[[ SOURCE MATERIAL open ]]

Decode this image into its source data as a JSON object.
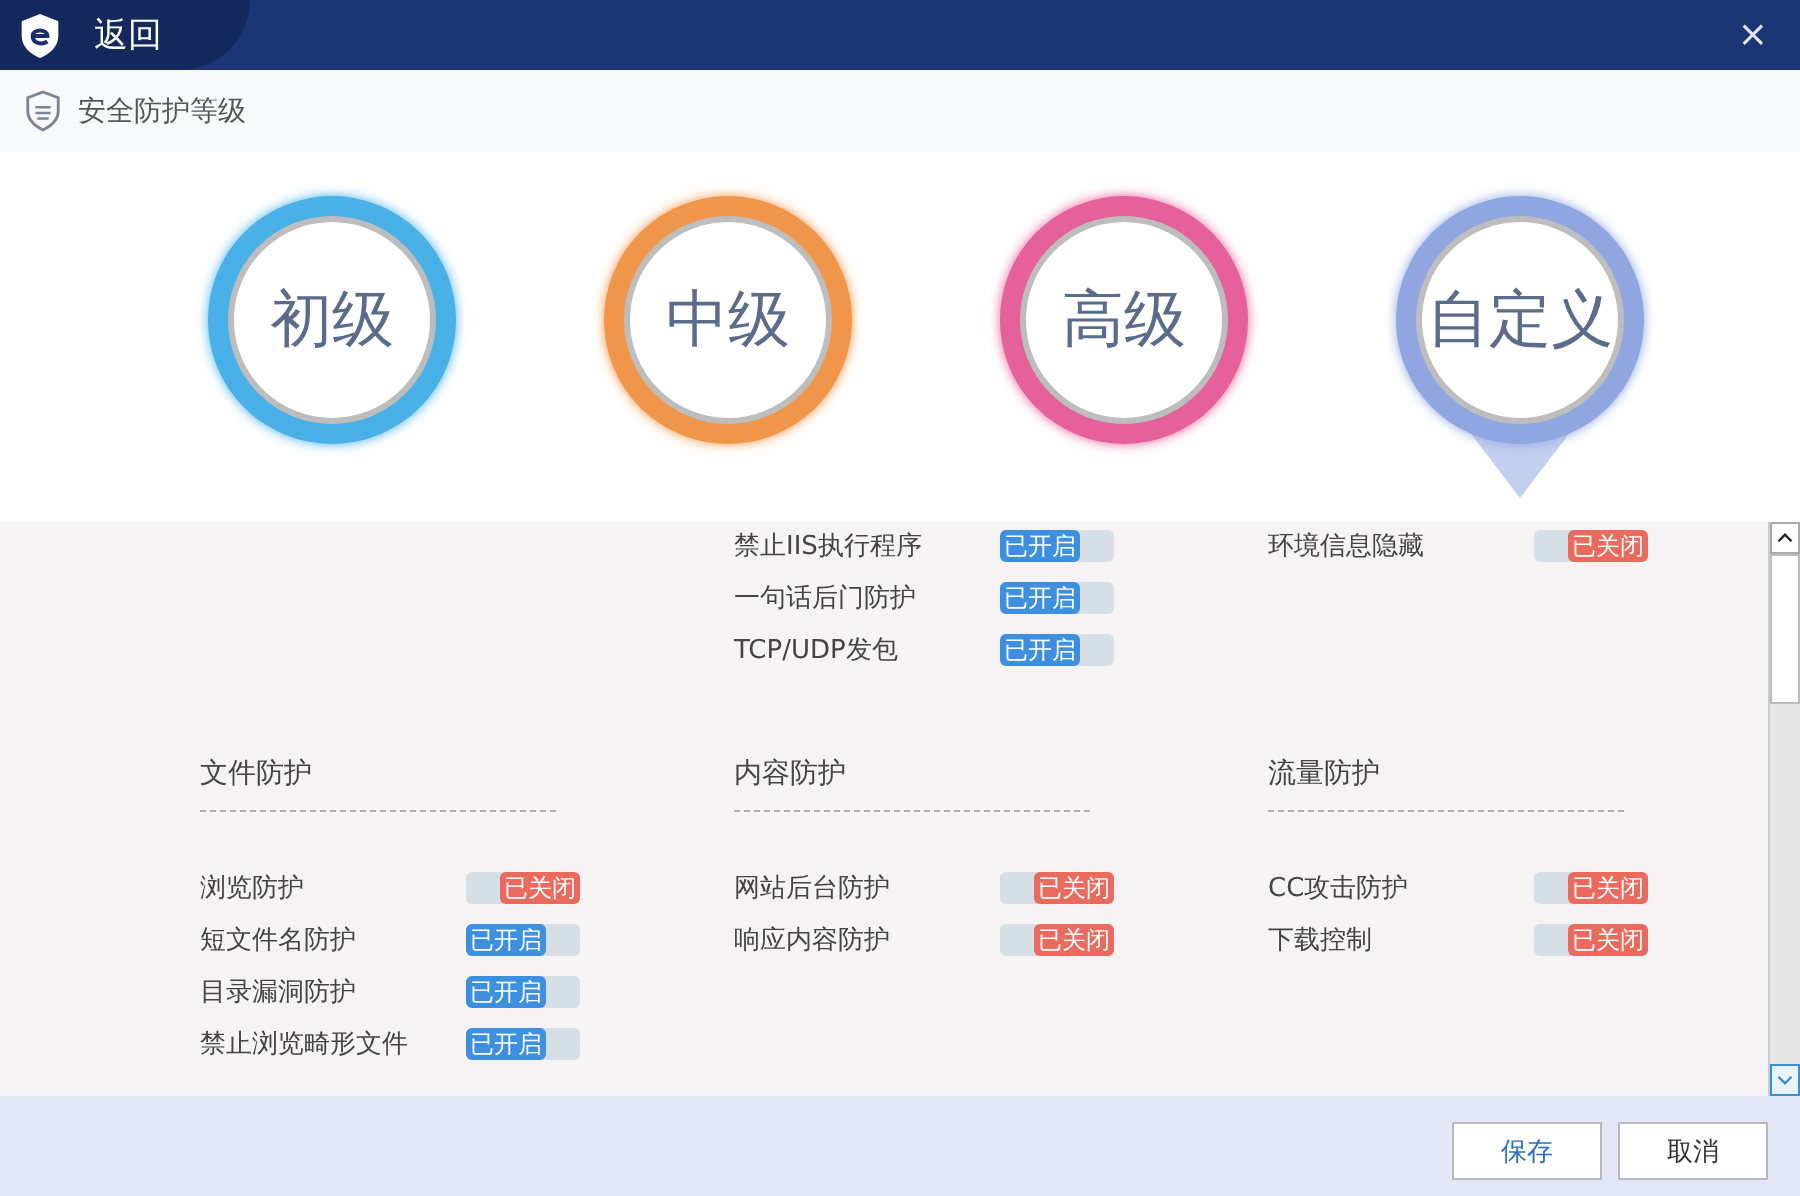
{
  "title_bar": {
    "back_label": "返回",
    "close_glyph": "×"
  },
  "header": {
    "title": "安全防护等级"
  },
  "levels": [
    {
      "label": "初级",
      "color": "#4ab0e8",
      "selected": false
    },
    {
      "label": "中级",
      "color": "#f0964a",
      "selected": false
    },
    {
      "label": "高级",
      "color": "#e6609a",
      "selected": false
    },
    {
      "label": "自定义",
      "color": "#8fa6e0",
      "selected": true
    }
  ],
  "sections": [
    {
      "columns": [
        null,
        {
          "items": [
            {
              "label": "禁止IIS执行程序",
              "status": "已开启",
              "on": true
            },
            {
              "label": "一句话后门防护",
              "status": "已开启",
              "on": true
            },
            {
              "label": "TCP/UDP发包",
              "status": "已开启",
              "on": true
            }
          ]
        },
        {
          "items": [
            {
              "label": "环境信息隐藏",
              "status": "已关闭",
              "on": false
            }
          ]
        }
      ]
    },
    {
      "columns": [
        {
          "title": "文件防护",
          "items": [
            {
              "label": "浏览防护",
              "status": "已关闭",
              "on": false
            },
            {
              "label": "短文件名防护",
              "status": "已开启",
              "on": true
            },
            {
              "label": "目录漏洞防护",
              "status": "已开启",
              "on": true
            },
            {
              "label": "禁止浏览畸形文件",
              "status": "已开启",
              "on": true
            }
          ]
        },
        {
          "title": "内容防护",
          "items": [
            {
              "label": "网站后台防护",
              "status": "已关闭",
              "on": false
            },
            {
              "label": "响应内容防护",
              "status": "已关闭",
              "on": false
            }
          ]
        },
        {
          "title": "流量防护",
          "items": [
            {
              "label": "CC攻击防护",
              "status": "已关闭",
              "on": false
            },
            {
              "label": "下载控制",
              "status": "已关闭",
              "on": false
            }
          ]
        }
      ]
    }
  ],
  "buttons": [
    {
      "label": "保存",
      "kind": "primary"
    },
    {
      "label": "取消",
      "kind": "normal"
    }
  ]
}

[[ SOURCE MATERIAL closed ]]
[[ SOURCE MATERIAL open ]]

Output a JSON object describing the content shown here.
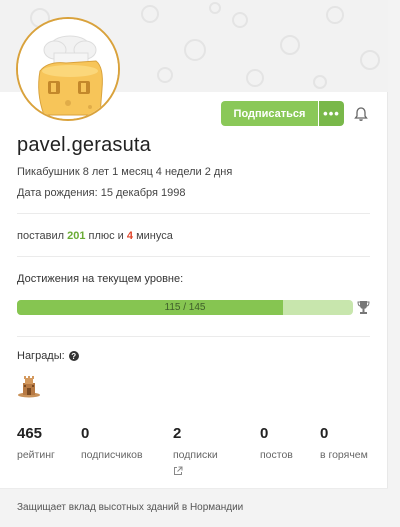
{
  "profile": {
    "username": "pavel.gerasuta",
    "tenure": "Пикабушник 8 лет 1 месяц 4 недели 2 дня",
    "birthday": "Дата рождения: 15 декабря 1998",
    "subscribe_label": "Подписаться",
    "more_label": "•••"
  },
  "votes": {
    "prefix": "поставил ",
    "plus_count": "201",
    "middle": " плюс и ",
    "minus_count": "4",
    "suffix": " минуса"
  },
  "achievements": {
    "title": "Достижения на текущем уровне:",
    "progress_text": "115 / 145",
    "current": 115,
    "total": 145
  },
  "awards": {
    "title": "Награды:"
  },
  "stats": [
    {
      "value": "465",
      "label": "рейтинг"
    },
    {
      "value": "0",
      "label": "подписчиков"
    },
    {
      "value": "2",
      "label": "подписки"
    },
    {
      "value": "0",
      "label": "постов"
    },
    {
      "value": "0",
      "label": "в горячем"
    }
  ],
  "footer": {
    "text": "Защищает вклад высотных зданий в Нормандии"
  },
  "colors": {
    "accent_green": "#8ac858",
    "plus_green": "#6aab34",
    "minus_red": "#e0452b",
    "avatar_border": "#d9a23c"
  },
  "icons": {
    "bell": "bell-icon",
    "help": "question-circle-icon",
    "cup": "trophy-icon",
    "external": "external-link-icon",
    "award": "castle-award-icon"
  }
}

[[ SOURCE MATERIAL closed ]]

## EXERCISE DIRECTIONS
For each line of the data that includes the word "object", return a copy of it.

## REPLY TO THE TASK
Decode this image into its source data as a JSON object.
Output a JSON object describing the content shown here.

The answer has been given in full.